[Task item] In the records that follow, find each line with "Information" and pull it out.

[Saved data entries]
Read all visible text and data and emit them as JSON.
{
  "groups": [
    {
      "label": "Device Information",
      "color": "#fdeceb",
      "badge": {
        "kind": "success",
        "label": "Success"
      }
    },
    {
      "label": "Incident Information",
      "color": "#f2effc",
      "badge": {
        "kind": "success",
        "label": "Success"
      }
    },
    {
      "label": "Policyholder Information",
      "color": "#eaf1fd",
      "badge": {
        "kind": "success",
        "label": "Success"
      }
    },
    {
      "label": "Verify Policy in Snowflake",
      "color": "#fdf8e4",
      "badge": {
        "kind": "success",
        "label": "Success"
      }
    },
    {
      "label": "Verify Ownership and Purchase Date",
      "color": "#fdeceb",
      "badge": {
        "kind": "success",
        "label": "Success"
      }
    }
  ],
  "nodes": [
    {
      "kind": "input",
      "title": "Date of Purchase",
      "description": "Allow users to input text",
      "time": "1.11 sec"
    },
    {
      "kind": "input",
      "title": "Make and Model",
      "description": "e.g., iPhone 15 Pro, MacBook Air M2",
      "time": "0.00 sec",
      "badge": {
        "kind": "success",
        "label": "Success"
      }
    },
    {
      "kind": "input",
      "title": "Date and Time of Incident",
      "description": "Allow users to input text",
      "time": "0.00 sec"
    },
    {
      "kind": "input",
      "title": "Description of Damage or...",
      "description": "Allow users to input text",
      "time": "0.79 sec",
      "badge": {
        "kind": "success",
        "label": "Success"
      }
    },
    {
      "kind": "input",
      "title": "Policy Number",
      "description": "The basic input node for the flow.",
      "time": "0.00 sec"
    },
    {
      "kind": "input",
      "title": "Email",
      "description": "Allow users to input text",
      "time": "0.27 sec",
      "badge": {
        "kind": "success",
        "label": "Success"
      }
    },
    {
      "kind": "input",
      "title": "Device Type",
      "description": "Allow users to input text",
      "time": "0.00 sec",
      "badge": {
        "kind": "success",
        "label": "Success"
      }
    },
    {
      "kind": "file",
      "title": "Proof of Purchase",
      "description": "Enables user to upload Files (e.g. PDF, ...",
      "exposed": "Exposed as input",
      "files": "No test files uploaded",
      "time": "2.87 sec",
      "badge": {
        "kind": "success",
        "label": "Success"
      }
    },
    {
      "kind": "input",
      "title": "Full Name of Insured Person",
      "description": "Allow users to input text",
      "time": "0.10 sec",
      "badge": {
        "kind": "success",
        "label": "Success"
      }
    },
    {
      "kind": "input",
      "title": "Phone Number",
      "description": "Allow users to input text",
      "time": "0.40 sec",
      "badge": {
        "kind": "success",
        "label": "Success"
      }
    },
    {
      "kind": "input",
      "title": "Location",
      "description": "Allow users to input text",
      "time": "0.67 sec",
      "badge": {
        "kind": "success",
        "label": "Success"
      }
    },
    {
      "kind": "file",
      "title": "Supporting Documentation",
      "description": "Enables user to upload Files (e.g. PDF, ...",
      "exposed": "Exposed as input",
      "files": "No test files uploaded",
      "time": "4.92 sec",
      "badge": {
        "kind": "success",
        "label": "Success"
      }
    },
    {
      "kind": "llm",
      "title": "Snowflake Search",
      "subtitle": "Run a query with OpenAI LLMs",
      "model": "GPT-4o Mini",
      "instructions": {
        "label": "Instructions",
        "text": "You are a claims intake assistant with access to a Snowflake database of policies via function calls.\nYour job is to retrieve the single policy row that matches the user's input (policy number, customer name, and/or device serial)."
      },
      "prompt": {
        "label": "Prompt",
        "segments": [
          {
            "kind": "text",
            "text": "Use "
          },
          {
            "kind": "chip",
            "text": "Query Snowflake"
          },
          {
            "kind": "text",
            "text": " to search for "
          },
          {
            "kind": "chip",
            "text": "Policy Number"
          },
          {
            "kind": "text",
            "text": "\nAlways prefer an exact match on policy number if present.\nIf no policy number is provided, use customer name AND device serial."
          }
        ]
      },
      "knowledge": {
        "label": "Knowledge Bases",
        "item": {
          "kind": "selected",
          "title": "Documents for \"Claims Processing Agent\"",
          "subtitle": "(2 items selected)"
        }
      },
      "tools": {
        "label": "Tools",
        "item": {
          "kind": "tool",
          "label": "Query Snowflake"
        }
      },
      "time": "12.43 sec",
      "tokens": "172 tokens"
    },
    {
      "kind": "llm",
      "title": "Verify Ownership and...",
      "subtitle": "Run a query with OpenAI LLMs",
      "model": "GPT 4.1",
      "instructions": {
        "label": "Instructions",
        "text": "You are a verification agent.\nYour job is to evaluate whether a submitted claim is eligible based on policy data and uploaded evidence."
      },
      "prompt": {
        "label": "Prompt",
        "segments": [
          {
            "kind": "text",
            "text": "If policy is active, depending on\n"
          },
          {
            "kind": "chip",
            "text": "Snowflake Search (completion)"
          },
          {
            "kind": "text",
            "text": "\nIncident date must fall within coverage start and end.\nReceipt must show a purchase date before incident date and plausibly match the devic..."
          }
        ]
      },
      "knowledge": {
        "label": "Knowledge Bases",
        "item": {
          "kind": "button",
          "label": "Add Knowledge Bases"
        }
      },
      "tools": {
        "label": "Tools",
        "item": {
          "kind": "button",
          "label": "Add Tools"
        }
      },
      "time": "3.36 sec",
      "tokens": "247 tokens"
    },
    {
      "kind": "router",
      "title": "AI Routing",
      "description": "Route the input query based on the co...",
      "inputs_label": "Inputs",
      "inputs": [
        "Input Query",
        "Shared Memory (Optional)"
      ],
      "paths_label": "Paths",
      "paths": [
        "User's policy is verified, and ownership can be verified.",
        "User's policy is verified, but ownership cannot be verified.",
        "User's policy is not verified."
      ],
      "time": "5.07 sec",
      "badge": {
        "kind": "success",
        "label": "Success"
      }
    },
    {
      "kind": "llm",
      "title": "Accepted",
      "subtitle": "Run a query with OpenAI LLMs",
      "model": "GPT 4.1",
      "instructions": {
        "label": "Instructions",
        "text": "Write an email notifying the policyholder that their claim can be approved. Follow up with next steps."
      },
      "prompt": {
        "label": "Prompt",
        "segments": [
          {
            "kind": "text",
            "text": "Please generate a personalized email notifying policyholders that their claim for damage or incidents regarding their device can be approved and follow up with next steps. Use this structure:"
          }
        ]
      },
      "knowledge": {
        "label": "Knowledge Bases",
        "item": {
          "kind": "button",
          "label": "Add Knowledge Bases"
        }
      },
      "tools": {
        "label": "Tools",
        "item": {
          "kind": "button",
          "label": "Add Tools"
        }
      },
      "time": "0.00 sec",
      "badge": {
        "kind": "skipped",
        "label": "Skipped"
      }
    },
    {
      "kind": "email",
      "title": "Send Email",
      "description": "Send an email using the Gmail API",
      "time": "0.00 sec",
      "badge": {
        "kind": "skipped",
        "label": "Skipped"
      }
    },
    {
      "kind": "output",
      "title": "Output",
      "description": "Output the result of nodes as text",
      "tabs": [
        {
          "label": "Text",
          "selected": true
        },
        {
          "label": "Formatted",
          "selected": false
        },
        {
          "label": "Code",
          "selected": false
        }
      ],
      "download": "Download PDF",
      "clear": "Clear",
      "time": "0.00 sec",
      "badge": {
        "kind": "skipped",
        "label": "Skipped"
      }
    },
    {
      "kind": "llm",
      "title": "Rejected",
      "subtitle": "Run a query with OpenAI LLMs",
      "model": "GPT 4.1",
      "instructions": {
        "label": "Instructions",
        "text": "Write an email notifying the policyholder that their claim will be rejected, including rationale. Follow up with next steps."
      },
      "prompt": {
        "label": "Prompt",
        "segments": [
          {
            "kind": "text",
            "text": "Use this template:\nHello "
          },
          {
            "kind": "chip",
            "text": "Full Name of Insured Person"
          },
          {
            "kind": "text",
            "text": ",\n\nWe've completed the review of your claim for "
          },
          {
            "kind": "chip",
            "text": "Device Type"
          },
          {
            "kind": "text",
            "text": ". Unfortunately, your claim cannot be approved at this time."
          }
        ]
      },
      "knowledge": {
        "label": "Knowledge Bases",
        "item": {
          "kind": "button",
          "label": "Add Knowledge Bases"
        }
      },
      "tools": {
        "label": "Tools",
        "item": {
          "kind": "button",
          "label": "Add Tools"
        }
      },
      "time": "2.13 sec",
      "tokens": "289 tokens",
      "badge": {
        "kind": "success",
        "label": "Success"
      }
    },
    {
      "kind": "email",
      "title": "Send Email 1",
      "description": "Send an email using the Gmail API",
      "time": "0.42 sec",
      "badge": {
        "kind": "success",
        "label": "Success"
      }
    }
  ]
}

[Response]
      "label": "Device Information",
      "label": "Incident Information",
      "label": "Policyholder Information",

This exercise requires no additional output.